The U.S. Department of Housing and Urban Development is finally handing control of the Detroit Housing Commission back to local authorities, after nearly 10 years of federal control.
HUD placed the DHC into federal receivership in July 2005, because of “un-auditable financial records, the distressed physical condition of housing units, significant regulatory compliance deficiencies, and HOPE VI grants that were in default for lack of progress with redevelopment projects,” HUD said.
Now, due to the DHC demonstrating “consistent accountability and progress,” HUD relinquished control to local authorities, effective Mach 16, 2015.
HUD said that significant improvements have taken place at the DHC since 2005, including hiring an executive director, completing reductions in staffing levels to fit the “current asset management” of the DHC and increasing the occupancy rate of public housing units from 70% in 2005 to 97% currently.
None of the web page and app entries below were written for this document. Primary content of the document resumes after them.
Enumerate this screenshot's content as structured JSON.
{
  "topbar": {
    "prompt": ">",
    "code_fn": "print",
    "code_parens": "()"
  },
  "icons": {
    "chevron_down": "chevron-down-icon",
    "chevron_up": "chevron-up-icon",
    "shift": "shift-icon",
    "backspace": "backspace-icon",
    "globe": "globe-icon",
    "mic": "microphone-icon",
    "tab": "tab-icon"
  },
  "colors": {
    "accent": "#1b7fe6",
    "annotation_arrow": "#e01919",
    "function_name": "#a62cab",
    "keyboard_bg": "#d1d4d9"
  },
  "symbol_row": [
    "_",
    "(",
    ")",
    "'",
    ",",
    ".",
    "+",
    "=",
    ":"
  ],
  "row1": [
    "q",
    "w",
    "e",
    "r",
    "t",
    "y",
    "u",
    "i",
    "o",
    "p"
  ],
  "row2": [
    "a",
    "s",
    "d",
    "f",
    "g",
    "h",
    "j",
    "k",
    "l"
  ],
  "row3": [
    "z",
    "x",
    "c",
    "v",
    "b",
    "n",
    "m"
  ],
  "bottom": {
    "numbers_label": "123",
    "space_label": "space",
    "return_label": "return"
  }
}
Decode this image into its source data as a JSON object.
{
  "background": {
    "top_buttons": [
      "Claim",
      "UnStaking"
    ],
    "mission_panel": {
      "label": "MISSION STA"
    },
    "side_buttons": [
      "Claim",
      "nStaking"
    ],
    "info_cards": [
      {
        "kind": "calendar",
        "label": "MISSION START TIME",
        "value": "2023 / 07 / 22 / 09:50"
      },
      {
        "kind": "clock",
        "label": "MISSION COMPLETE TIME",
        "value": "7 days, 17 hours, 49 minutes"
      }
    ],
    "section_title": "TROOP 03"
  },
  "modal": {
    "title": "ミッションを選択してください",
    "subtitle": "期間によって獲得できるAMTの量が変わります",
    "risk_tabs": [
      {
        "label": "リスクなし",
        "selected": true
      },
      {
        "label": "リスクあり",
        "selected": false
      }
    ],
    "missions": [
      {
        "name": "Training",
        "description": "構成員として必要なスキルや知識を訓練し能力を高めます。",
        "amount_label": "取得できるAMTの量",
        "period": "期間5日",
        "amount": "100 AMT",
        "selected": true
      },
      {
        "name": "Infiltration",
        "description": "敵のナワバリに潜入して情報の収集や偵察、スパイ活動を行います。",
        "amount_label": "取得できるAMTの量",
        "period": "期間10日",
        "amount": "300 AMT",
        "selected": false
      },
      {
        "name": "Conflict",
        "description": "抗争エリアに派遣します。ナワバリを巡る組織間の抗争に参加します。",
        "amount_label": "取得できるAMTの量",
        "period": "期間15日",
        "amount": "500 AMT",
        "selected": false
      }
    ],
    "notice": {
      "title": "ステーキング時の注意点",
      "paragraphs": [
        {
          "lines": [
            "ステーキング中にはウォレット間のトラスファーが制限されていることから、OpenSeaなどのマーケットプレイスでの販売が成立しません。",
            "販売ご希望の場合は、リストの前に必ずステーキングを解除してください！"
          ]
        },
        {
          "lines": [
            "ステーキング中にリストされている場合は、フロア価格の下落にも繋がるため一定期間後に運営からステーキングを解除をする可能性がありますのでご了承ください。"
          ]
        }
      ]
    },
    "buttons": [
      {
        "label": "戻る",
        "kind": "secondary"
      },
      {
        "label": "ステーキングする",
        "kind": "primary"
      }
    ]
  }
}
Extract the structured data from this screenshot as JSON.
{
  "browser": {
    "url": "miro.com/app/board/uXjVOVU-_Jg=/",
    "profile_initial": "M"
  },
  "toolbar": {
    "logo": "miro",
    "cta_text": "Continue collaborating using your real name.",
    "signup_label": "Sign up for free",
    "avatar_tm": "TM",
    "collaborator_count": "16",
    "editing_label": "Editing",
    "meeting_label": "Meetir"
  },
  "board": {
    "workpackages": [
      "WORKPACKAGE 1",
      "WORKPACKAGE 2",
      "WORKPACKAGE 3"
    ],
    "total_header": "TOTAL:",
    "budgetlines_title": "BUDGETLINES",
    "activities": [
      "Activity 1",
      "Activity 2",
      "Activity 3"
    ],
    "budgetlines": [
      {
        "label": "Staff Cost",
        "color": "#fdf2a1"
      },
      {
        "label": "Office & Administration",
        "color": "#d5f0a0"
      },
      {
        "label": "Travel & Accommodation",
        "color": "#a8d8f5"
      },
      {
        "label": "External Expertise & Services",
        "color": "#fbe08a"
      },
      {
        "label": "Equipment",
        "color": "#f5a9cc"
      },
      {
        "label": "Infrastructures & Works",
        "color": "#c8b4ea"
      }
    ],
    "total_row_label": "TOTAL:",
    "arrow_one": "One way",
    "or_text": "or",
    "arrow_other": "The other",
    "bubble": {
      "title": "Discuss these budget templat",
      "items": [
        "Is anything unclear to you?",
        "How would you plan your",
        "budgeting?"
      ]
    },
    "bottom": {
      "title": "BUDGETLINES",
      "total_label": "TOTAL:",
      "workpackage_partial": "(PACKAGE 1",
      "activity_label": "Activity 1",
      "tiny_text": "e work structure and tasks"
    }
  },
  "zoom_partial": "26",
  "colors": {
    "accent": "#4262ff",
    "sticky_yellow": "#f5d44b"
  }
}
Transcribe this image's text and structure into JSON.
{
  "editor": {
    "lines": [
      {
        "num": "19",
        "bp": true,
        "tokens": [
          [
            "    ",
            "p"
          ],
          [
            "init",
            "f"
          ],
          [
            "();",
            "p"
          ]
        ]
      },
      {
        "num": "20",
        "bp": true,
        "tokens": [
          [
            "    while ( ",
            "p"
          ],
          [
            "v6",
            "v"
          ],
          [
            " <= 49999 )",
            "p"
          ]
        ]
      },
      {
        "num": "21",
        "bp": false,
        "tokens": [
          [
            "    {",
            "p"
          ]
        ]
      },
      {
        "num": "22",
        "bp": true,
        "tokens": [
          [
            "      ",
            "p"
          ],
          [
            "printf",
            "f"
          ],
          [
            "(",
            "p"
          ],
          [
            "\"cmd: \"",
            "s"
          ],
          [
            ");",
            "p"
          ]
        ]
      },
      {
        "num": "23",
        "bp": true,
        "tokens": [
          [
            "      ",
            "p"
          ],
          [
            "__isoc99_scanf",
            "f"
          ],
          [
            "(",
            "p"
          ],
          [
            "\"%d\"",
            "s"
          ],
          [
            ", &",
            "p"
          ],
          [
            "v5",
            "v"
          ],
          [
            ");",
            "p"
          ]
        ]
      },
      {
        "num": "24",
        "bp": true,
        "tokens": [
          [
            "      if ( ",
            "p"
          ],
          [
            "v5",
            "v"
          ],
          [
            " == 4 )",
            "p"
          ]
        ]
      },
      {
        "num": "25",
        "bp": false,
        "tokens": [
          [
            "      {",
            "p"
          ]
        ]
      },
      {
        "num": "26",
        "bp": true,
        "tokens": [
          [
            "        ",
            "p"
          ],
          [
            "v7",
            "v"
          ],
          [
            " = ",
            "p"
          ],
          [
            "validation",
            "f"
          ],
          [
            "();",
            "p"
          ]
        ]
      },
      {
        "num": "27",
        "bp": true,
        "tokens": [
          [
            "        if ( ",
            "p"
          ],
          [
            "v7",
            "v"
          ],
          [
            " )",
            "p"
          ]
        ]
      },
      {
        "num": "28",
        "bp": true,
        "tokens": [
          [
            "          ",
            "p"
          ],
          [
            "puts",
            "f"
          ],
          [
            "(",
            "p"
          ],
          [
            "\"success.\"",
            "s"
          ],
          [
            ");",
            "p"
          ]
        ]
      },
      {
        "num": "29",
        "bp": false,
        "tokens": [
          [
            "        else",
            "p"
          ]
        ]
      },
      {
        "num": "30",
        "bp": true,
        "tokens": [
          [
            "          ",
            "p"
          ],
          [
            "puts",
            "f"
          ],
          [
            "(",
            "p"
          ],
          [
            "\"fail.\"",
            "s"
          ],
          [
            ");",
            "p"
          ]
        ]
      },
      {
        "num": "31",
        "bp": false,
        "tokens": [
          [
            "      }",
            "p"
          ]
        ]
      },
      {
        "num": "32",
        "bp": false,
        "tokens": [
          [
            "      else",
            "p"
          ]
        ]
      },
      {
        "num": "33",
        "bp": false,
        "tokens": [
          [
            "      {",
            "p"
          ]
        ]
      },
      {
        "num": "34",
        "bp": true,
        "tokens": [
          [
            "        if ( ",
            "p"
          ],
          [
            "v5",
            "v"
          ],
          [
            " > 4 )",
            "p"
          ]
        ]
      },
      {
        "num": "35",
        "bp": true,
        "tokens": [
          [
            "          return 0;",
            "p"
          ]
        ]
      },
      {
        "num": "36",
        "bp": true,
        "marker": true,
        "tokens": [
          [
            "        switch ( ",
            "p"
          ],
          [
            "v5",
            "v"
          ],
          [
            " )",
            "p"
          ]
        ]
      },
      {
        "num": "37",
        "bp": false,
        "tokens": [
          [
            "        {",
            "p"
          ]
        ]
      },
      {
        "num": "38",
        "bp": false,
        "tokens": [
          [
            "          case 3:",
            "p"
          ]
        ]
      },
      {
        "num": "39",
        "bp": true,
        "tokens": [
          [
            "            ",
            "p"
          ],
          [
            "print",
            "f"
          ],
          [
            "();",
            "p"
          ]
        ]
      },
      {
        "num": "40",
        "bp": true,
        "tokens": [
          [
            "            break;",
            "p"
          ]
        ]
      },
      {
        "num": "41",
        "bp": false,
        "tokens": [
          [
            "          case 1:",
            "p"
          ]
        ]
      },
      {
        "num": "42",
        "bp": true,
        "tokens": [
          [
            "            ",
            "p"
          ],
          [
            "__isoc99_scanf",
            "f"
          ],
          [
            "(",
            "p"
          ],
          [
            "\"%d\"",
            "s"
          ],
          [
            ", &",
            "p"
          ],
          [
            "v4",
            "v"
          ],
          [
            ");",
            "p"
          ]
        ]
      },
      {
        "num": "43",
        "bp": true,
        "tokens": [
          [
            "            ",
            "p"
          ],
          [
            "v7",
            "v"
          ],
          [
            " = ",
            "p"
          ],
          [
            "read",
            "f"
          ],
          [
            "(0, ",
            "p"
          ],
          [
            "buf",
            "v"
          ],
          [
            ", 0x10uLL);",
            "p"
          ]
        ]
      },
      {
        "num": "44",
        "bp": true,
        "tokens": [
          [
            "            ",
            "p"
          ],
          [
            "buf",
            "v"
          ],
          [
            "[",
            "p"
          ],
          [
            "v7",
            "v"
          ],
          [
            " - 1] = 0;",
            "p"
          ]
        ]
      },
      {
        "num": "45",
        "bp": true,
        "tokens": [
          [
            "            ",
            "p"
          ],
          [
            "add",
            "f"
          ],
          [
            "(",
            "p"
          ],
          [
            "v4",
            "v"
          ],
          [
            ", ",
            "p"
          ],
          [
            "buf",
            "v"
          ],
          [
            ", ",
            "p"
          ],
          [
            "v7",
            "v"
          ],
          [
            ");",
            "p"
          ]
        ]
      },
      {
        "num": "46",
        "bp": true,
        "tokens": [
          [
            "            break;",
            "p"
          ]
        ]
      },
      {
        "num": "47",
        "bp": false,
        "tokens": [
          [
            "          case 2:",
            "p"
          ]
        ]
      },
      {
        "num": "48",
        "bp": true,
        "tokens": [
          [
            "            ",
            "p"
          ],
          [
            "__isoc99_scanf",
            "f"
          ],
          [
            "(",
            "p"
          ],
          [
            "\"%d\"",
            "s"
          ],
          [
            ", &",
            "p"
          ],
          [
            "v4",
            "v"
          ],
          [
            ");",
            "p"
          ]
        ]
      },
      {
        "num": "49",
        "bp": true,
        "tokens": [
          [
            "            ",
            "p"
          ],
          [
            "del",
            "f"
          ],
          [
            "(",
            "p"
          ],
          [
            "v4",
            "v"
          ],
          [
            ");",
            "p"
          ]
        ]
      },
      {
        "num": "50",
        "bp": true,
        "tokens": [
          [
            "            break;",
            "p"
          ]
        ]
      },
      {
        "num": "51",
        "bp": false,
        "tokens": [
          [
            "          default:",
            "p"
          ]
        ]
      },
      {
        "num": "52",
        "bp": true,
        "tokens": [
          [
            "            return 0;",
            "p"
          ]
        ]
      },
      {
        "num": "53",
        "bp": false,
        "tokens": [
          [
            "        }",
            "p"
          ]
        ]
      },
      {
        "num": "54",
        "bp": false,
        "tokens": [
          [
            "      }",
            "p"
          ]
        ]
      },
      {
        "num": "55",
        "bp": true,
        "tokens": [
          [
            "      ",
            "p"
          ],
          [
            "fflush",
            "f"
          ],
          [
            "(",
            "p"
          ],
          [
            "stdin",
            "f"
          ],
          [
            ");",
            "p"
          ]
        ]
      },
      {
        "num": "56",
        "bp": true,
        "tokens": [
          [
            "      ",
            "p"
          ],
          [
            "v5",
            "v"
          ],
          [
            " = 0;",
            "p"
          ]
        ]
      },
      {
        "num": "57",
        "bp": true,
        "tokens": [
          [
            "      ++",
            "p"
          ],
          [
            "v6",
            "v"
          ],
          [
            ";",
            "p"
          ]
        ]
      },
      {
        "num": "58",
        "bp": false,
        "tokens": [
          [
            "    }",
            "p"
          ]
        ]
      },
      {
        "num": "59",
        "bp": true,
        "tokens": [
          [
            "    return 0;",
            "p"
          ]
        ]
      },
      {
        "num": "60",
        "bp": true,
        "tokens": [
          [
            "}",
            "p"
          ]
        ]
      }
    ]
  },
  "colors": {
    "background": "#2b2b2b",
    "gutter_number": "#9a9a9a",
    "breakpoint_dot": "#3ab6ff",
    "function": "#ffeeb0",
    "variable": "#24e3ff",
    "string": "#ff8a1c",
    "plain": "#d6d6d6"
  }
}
HUD added that the DHC has received a full audit with an unqualified financial opinion since 2007, and said that since 2010, the DHC has met “significant financial and management requirements” to comply with HUD regulations.
In 2014, the DHC received a passing HUD inspection score for every public housing development for the first time in more than two decades, and achieved the designation of “Standard Performer” while improving their public housing assessment score of 84%, up from 24% in 2005, HUD said.
“Today represents an important milestone in Detroit’s road to recovery,” HUD Secretary Julián Castro said. “After a decade of federal oversight, I am pleased to say that the once-troubled Detroit Housing Commission has made a complete turnaround and that HUD is handing back the keys to Mayor Mike Duggan and the agency’s Board of Commissioners. It’s because of our partnership with local leaders and public housing residents that the people of this great city once again have a housing commission that they can count on.”
Now that the DHC is back in local control, Detroit Mayor Mike Duggan appointed a five-member board of commissioners to oversee the DHC’s operations.
"The Detroit Housing Commission plays a critical role in making sure low-income Detroiters have access to quality, affordable housing,” Mayor Duggan said. “I'd like to thank our partners at HUD and the Housing Commission for their hard work in making this day possible. We look forward to building on the progress they already have made."
Secretary Castro also took to Twitter to celebrate the announcement, tweeting the following on Tuesday:
After a decade of federal oversight, @HUDgov has returned the Detroit Housing Commission to local control.— Julián Castro (@SecretaryCastro) March 31, 2015
Our partnership with local leaders has transformed the DHC and given Detroit's families a housing agency they can count on again.— Julián Castro (@SecretaryCastro) March 31, 2015
Investing in quality, affordable housing for Detroit communities begins with a well-managed local agency that's accountable to citizens.— Julián Castro (@SecretaryCastro) March 31, 2015
And @HUDgov will continue to partner with local leaders and residents to ensure that all Detroiters can share their city's progress.— Julián Castro (@SecretaryCastro) March 31, 2015